#### Assigned task
Return only those lines of the listing in which "Settings" appears.

#### Supplied information
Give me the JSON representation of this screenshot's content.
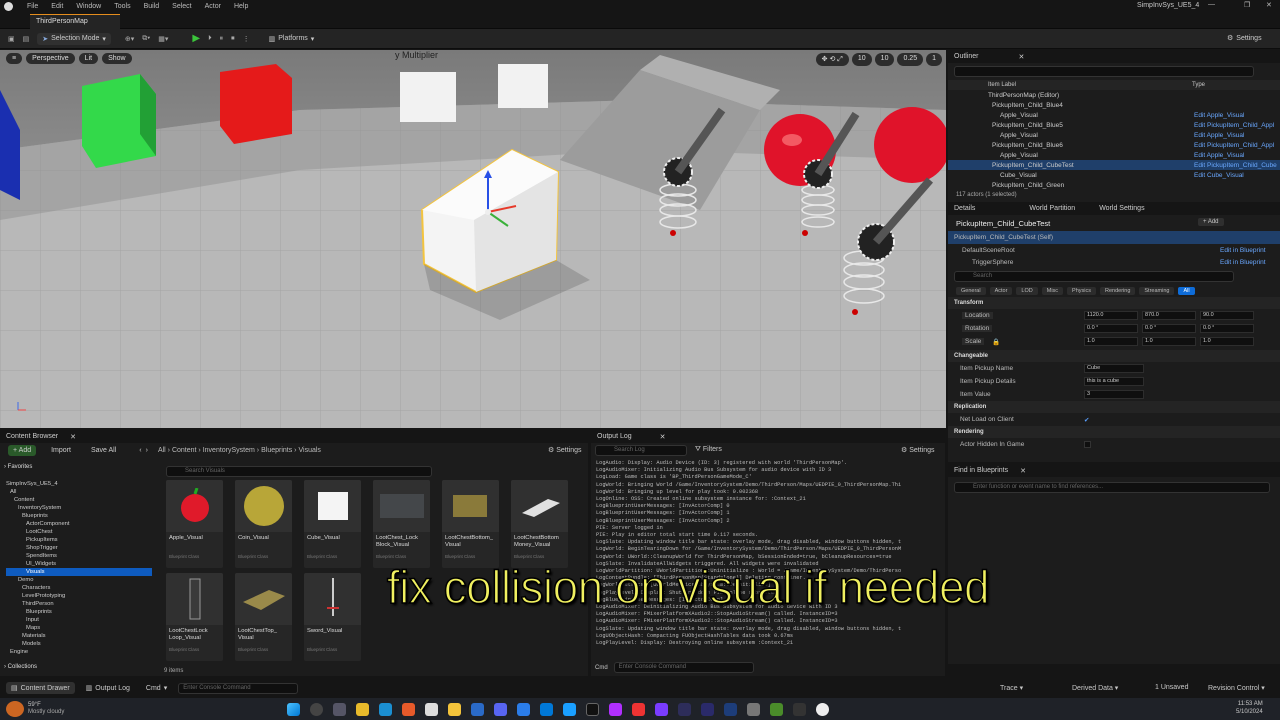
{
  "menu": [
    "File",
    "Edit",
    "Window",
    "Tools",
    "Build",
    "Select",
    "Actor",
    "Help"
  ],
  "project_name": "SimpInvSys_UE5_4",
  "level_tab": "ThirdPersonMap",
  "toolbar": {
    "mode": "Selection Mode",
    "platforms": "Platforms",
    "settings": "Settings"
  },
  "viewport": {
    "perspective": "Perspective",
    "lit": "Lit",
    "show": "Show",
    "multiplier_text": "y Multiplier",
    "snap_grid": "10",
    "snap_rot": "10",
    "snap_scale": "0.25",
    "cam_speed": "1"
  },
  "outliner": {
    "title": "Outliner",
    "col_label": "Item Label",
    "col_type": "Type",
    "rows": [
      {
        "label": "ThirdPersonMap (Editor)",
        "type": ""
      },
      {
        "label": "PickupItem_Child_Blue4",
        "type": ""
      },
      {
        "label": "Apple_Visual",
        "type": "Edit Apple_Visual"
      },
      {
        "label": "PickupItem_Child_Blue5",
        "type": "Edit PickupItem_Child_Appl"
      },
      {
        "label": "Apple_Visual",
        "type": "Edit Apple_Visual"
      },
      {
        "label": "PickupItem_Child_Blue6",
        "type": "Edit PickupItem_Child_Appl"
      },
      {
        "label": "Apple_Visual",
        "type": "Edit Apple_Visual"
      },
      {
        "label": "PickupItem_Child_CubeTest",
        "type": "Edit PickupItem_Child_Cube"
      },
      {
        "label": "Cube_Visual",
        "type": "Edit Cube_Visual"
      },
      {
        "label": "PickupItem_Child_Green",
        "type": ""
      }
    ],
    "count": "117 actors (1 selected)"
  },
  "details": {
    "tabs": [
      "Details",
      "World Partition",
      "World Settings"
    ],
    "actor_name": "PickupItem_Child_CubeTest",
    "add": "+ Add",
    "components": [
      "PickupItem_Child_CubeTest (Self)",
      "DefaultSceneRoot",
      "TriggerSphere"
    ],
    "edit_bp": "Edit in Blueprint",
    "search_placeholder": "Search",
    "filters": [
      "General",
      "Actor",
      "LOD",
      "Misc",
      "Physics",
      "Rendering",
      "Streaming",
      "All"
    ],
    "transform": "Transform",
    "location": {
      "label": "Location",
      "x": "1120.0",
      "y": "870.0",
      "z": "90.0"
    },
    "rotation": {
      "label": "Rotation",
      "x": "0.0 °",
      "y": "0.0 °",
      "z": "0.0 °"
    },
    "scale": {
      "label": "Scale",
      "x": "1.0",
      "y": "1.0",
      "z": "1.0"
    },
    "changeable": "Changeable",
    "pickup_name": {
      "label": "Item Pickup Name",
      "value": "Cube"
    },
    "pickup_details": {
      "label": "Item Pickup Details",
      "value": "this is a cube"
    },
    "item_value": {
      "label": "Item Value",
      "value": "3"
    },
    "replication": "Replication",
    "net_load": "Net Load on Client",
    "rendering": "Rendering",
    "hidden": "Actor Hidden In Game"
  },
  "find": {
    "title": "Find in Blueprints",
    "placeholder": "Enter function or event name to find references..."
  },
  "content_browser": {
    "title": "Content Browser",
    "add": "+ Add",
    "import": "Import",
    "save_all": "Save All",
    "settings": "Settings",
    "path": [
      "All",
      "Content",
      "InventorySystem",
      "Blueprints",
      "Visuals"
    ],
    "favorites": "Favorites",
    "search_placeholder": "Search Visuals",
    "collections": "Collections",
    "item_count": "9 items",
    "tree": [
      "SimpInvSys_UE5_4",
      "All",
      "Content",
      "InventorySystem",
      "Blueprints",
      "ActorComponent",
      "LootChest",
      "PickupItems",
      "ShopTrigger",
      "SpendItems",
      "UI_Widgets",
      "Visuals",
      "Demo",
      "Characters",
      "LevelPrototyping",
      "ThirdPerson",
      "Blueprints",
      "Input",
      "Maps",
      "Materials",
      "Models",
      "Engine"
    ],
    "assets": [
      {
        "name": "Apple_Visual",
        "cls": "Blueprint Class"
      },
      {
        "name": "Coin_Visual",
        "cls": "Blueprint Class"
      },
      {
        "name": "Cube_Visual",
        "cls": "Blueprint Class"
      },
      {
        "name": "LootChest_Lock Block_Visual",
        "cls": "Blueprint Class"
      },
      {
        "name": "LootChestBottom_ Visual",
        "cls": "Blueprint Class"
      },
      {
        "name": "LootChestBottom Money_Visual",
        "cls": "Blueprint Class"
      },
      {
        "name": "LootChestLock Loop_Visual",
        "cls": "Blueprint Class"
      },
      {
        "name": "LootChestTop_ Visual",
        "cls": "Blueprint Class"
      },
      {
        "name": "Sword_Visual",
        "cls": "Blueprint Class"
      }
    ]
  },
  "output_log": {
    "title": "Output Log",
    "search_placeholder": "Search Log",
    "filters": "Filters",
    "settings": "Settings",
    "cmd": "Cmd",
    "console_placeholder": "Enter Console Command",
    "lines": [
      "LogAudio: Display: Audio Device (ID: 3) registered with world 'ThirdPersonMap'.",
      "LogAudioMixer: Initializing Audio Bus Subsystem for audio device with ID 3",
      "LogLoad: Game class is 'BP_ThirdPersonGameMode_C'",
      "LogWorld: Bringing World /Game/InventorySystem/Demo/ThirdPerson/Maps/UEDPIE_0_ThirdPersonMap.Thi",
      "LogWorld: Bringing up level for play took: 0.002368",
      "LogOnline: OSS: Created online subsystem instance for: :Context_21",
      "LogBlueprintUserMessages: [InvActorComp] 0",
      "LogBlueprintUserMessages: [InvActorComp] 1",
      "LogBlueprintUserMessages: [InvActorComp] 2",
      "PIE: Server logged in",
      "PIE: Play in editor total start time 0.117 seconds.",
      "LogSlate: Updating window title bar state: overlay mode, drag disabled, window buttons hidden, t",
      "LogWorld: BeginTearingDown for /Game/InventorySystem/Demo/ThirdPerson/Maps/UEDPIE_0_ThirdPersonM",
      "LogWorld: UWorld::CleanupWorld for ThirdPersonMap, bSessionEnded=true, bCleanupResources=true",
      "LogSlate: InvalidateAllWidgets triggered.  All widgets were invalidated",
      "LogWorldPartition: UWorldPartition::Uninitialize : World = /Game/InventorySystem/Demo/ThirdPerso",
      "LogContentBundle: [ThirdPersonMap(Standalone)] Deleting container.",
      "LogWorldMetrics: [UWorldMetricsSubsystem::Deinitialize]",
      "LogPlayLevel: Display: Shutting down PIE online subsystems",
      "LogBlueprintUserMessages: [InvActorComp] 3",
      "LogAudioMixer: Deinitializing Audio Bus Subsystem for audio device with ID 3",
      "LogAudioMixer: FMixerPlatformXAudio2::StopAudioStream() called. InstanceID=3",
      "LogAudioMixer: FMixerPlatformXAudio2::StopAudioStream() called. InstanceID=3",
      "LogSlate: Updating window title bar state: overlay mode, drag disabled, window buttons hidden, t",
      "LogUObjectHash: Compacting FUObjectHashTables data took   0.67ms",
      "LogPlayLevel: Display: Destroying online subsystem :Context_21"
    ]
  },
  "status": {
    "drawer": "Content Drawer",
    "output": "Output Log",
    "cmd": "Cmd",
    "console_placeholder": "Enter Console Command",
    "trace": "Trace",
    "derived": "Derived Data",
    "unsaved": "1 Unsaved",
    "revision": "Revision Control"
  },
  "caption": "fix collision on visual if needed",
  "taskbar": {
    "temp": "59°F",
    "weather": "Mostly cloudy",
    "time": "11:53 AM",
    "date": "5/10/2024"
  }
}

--

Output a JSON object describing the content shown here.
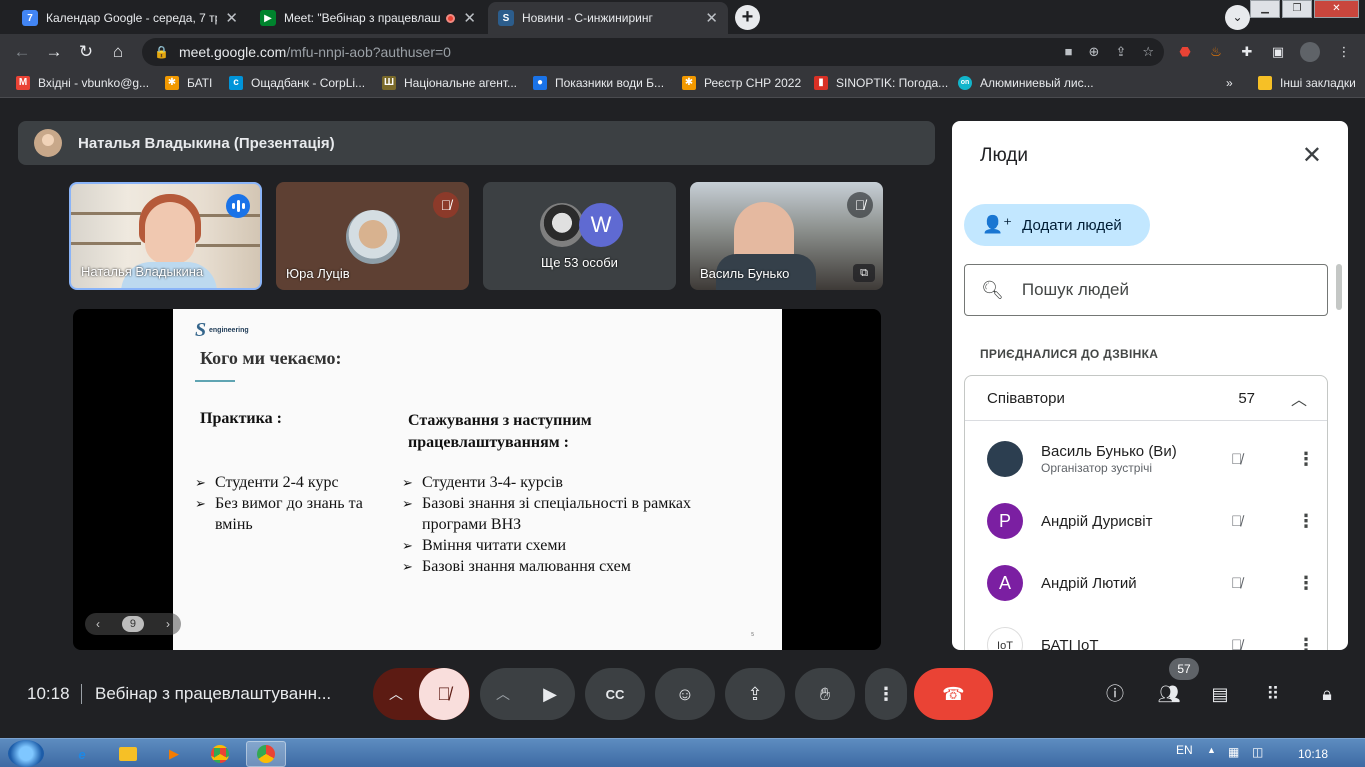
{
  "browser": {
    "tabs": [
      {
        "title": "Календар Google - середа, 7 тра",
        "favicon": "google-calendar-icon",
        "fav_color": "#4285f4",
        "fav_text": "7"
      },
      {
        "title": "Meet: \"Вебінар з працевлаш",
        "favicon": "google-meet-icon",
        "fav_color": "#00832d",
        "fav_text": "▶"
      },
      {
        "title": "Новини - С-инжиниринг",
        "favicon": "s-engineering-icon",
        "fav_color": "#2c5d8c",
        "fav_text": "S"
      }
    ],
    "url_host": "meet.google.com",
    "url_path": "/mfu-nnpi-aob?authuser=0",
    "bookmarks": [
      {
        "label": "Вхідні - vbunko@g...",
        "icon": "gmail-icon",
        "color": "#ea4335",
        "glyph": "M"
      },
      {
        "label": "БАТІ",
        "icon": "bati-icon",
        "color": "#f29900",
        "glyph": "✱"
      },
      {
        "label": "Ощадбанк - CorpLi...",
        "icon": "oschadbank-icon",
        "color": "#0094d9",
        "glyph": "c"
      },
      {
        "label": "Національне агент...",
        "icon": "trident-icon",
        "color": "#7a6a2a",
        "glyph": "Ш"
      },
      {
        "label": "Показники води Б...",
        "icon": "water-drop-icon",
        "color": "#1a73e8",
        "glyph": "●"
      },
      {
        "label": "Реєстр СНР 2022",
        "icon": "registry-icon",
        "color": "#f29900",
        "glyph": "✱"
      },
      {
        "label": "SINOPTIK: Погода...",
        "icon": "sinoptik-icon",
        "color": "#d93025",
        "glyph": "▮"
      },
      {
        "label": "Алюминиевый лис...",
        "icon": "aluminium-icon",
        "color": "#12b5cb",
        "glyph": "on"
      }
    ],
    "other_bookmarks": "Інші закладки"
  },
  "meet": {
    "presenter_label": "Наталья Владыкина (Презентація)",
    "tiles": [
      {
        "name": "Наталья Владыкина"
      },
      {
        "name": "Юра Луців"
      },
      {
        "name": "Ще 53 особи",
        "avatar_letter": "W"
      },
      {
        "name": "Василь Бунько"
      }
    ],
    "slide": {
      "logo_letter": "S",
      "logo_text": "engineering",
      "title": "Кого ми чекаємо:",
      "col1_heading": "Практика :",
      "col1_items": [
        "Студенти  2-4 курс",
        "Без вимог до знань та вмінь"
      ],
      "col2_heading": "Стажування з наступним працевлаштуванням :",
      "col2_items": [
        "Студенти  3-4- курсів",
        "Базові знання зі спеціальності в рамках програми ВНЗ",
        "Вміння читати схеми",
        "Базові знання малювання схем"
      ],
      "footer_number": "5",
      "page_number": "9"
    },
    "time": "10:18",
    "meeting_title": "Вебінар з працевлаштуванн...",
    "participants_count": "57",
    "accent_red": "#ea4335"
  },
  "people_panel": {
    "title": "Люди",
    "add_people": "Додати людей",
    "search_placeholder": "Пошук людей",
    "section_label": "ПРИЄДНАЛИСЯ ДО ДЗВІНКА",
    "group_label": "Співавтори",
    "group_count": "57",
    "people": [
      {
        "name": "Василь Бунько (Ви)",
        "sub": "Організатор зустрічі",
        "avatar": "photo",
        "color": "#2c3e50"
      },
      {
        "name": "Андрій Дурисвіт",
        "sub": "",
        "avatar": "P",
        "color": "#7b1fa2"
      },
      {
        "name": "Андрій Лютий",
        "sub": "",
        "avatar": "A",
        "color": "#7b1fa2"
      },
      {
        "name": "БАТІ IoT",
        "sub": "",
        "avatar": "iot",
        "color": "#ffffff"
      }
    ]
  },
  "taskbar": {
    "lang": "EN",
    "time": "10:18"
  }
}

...

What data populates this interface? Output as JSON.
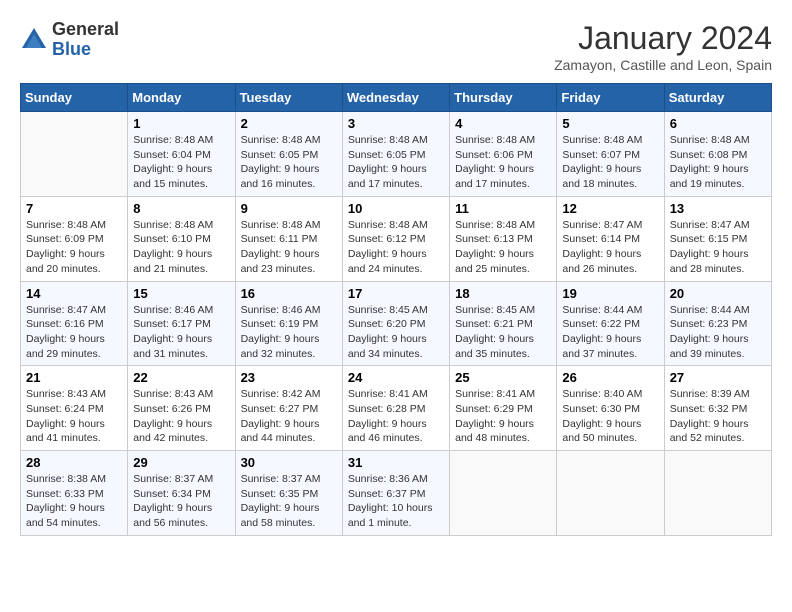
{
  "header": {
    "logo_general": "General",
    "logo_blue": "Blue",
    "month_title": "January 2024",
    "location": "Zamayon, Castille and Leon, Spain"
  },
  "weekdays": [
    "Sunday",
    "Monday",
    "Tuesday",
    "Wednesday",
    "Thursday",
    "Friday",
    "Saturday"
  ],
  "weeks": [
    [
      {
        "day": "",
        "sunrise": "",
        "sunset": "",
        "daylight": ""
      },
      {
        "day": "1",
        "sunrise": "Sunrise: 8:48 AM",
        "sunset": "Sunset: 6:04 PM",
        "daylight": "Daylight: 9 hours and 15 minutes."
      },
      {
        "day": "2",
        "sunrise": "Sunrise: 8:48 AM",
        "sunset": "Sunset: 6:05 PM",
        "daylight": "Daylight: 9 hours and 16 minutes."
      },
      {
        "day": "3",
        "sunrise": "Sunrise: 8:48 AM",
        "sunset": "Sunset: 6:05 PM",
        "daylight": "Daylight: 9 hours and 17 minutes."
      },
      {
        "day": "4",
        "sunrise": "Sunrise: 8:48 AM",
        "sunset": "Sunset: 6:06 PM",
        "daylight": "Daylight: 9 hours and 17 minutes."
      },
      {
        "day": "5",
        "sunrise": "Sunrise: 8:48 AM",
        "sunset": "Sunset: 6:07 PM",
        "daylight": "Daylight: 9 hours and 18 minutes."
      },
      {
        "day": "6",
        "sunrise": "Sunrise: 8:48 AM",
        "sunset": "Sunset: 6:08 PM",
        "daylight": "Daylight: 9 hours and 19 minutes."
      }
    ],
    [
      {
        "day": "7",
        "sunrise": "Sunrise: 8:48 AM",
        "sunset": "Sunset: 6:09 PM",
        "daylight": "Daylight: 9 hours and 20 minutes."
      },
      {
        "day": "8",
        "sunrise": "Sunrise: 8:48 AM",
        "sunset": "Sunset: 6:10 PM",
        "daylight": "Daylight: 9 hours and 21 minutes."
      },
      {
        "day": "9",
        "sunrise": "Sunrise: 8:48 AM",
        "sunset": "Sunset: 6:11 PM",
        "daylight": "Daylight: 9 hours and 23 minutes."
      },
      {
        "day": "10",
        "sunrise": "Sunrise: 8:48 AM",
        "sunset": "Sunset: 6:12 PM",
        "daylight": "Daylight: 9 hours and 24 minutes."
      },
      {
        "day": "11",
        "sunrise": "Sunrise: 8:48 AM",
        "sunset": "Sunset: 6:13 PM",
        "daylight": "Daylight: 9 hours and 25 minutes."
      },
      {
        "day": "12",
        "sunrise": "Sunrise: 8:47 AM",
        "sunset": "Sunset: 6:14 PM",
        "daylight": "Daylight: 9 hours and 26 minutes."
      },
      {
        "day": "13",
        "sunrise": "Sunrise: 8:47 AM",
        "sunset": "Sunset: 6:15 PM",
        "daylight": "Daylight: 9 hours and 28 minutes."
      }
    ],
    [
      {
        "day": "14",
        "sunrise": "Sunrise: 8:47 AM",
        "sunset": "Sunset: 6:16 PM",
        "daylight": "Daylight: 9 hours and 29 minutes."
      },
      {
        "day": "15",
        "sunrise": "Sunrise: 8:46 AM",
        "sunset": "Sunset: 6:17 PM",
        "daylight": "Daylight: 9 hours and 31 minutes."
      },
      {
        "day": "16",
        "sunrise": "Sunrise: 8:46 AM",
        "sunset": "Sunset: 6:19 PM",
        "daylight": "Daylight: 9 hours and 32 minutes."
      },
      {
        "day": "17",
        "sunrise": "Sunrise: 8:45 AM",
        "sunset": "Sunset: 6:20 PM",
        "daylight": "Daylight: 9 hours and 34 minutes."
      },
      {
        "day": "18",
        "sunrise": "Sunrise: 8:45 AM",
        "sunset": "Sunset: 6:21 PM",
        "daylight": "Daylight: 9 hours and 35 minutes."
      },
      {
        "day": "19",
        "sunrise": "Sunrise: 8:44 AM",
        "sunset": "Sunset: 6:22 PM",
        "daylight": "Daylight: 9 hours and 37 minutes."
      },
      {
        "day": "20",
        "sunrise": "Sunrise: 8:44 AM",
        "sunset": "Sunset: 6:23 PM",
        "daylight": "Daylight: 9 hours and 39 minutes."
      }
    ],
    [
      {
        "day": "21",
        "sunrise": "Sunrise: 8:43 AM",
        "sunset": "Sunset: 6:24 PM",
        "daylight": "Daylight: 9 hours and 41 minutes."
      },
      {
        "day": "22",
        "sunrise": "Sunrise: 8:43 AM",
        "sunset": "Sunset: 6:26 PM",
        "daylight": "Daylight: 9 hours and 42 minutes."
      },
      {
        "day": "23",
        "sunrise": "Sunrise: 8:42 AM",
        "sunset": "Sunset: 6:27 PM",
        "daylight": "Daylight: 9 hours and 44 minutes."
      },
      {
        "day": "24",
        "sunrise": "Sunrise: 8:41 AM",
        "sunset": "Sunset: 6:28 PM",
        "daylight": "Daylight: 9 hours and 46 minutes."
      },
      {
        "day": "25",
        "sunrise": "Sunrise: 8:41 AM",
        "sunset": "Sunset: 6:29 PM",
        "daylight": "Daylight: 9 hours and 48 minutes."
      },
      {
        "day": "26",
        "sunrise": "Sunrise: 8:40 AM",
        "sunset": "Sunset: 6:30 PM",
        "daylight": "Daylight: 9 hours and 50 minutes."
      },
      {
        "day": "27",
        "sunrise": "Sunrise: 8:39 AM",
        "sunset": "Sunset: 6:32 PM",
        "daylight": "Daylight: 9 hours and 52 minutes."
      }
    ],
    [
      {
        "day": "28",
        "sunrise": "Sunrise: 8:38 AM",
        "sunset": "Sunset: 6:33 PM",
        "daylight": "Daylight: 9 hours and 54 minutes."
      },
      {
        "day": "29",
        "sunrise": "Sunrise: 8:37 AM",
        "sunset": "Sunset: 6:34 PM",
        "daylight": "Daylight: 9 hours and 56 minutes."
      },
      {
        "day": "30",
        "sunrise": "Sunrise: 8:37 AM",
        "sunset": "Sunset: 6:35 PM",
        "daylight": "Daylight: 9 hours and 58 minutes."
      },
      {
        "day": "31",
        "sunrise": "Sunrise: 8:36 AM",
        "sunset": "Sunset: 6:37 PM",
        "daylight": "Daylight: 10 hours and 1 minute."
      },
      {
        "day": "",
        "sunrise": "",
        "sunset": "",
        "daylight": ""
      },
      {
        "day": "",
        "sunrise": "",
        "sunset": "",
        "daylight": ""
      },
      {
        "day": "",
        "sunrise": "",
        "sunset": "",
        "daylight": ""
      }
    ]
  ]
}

#### Answer to the problem
    "settings": "Settings"
      "World Settings"
    "settings": "Settings",
    "settings": "Settings",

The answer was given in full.